REQUIRED WORK
Set down all of the entries below word for word, with the pictures left out.

Start of SUPPLIED ENTRIES

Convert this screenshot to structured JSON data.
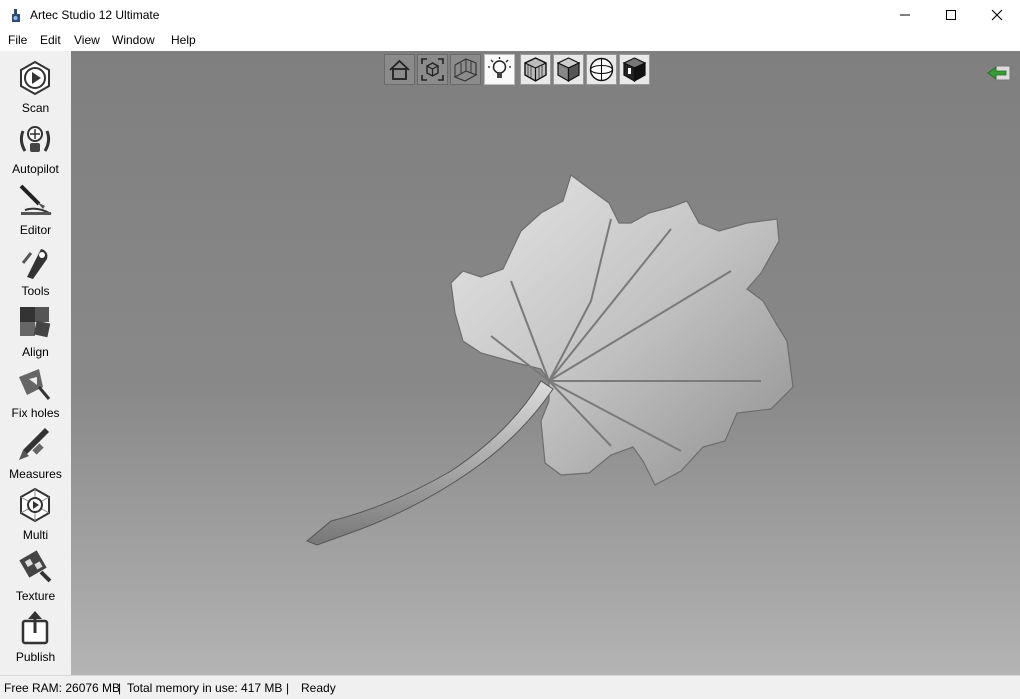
{
  "window": {
    "title": "Artec Studio 12 Ultimate",
    "controls": [
      "minimize-icon",
      "maximize-icon",
      "close-icon"
    ]
  },
  "menu": [
    "File",
    "Edit",
    "View",
    "Window",
    "Help"
  ],
  "sidebar": {
    "items": [
      {
        "label": "Scan",
        "icon": "scan-icon"
      },
      {
        "label": "Autopilot",
        "icon": "autopilot-icon"
      },
      {
        "label": "Editor",
        "icon": "editor-icon"
      },
      {
        "label": "Tools",
        "icon": "tools-icon"
      },
      {
        "label": "Align",
        "icon": "align-icon"
      },
      {
        "label": "Fix holes",
        "icon": "fix-holes-icon"
      },
      {
        "label": "Measures",
        "icon": "measures-icon"
      },
      {
        "label": "Multi",
        "icon": "multi-icon"
      },
      {
        "label": "Texture",
        "icon": "texture-icon"
      },
      {
        "label": "Publish",
        "icon": "publish-icon"
      }
    ]
  },
  "viewport_toolbar": [
    {
      "icon": "home-view-icon"
    },
    {
      "icon": "fit-to-view-icon"
    },
    {
      "icon": "grid-icon"
    },
    {
      "icon": "light-icon"
    },
    {
      "icon": "wireframe-render-icon"
    },
    {
      "icon": "solid-render-icon"
    },
    {
      "icon": "perspective-icon"
    },
    {
      "icon": "texture-render-icon"
    }
  ],
  "viewport": {
    "return_icon": "back-arrow-icon",
    "model": "leaf-3d-scan"
  },
  "status": {
    "free_ram": "Free RAM: 26076 MB",
    "total_memory": "Total memory in use: 417 MB",
    "state": "Ready",
    "sep": "|"
  }
}
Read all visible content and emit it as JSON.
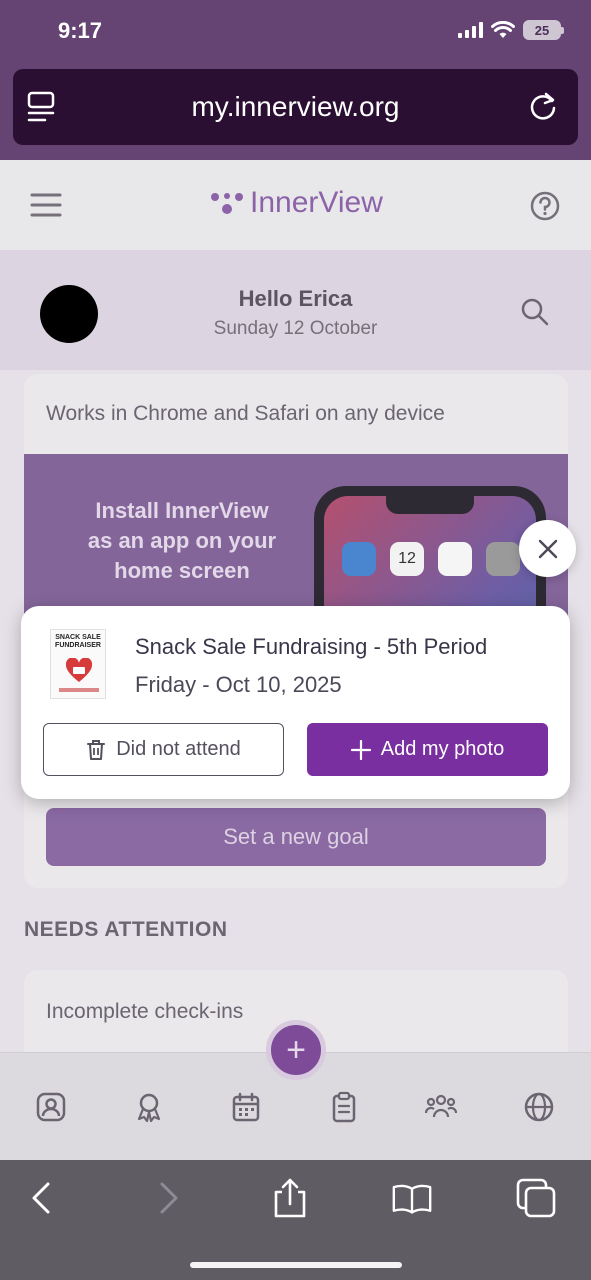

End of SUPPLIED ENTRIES

RESPONSE
Convert this screenshot to structured JSON data.
{
  "window": {
    "title": "Artec Studio 12 Ultimate",
    "controls": [
      "minimize-icon",
      "maximize-icon",
      "close-icon"
    ]
  },
  "menu": [
    "File",
    "Edit",
    "View",
    "Window",
    "Help"
  ],
  "sidebar": {
    "items": [
      {
        "label": "Scan",
        "icon": "scan-icon"
      },
      {
        "label": "Autopilot",
        "icon": "autopilot-icon"
      },
      {
        "label": "Editor",
        "icon": "editor-icon"
      },
      {
        "label": "Tools",
        "icon": "tools-icon"
      },
      {
        "label": "Align",
        "icon": "align-icon"
      },
      {
        "label": "Fix holes",
        "icon": "fix-holes-icon"
      },
      {
        "label": "Measures",
        "icon": "measures-icon"
      },
      {
        "label": "Multi",
        "icon": "multi-icon"
      },
      {
        "label": "Texture",
        "icon": "texture-icon"
      },
      {
        "label": "Publish",
        "icon": "publish-icon"
      }
    ]
  },
  "viewport_toolbar": [
    {
      "icon": "home-view-icon"
    },
    {
      "icon": "fit-to-view-icon"
    },
    {
      "icon": "grid-icon"
    },
    {
      "icon": "light-icon"
    },
    {
      "icon": "wireframe-render-icon"
    },
    {
      "icon": "solid-render-icon"
    },
    {
      "icon": "perspective-icon"
    },
    {
      "icon": "texture-render-icon"
    }
  ],
  "viewport": {
    "return_icon": "back-arrow-icon",
    "model": "leaf-3d-scan"
  },
  "status": {
    "free_ram": "Free RAM: 26076 MB",
    "total_memory": "Total memory in use: 417 MB",
    "state": "Ready",
    "sep": "|"
  }
}
Read all visible content and emit it as JSON.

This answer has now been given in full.